Data extracts.

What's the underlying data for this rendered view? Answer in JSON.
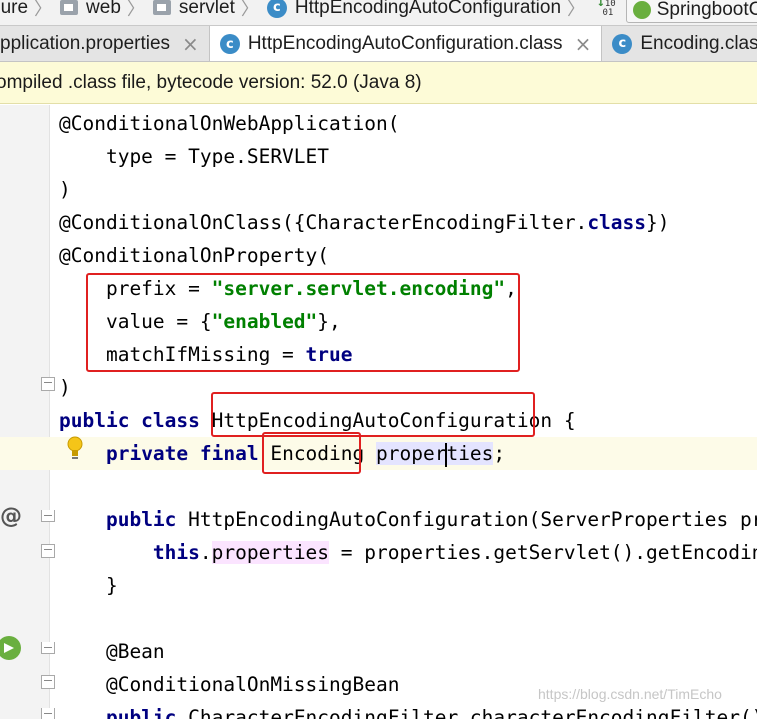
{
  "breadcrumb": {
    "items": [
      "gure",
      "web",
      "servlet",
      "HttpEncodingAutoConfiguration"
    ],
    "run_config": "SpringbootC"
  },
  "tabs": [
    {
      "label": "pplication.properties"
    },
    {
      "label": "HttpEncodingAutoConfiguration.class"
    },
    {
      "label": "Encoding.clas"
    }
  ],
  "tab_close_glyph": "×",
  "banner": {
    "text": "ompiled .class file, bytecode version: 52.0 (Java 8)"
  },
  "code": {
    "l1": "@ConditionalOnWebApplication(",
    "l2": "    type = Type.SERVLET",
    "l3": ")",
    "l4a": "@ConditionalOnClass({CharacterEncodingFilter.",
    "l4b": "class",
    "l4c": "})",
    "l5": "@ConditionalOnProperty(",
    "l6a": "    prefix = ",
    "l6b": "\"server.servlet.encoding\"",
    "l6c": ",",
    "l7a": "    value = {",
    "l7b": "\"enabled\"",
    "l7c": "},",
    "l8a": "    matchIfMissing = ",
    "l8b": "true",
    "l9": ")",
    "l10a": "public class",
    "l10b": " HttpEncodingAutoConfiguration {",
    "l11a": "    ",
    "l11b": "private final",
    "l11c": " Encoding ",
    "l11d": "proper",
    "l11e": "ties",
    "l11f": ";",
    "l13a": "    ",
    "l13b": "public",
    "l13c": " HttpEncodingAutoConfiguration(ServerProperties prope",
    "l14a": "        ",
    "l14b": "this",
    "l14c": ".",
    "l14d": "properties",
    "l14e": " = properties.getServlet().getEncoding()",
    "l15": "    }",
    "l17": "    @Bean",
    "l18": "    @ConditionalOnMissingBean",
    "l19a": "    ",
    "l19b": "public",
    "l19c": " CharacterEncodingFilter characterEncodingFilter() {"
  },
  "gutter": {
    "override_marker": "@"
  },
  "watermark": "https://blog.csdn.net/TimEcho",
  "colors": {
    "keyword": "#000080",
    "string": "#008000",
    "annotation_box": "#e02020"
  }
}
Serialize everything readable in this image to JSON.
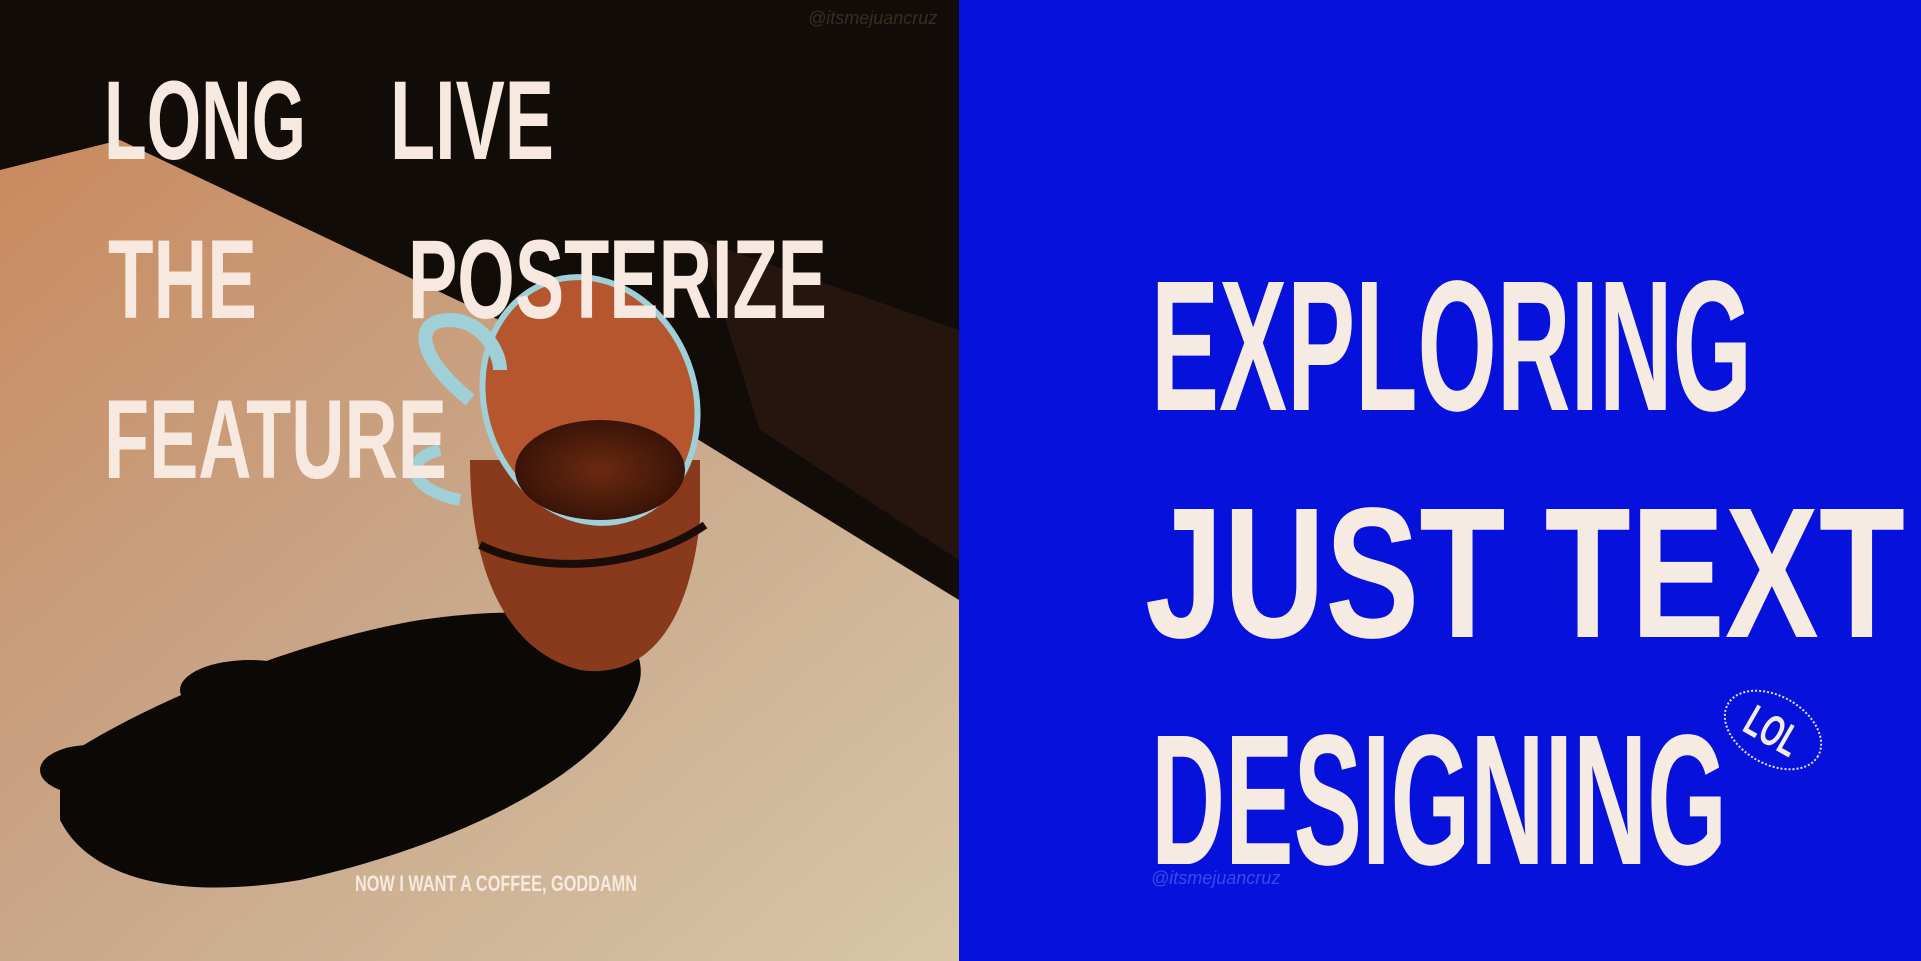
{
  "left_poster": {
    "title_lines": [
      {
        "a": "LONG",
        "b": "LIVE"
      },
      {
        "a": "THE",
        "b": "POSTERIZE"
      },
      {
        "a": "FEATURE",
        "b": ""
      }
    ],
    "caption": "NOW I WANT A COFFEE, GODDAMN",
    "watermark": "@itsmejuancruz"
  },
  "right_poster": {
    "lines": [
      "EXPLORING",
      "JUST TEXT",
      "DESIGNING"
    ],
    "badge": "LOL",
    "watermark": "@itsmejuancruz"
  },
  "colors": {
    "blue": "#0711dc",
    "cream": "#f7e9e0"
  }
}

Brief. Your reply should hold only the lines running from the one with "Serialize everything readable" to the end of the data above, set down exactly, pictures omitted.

The completed task.
Serialize everything readable in this image to JSON.
{
  "left_poster": {
    "title_lines": [
      {
        "a": "LONG",
        "b": "LIVE"
      },
      {
        "a": "THE",
        "b": "POSTERIZE"
      },
      {
        "a": "FEATURE",
        "b": ""
      }
    ],
    "caption": "NOW I WANT A COFFEE, GODDAMN",
    "watermark": "@itsmejuancruz"
  },
  "right_poster": {
    "lines": [
      "EXPLORING",
      "JUST TEXT",
      "DESIGNING"
    ],
    "badge": "LOL",
    "watermark": "@itsmejuancruz"
  },
  "colors": {
    "blue": "#0711dc",
    "cream": "#f7e9e0"
  }
}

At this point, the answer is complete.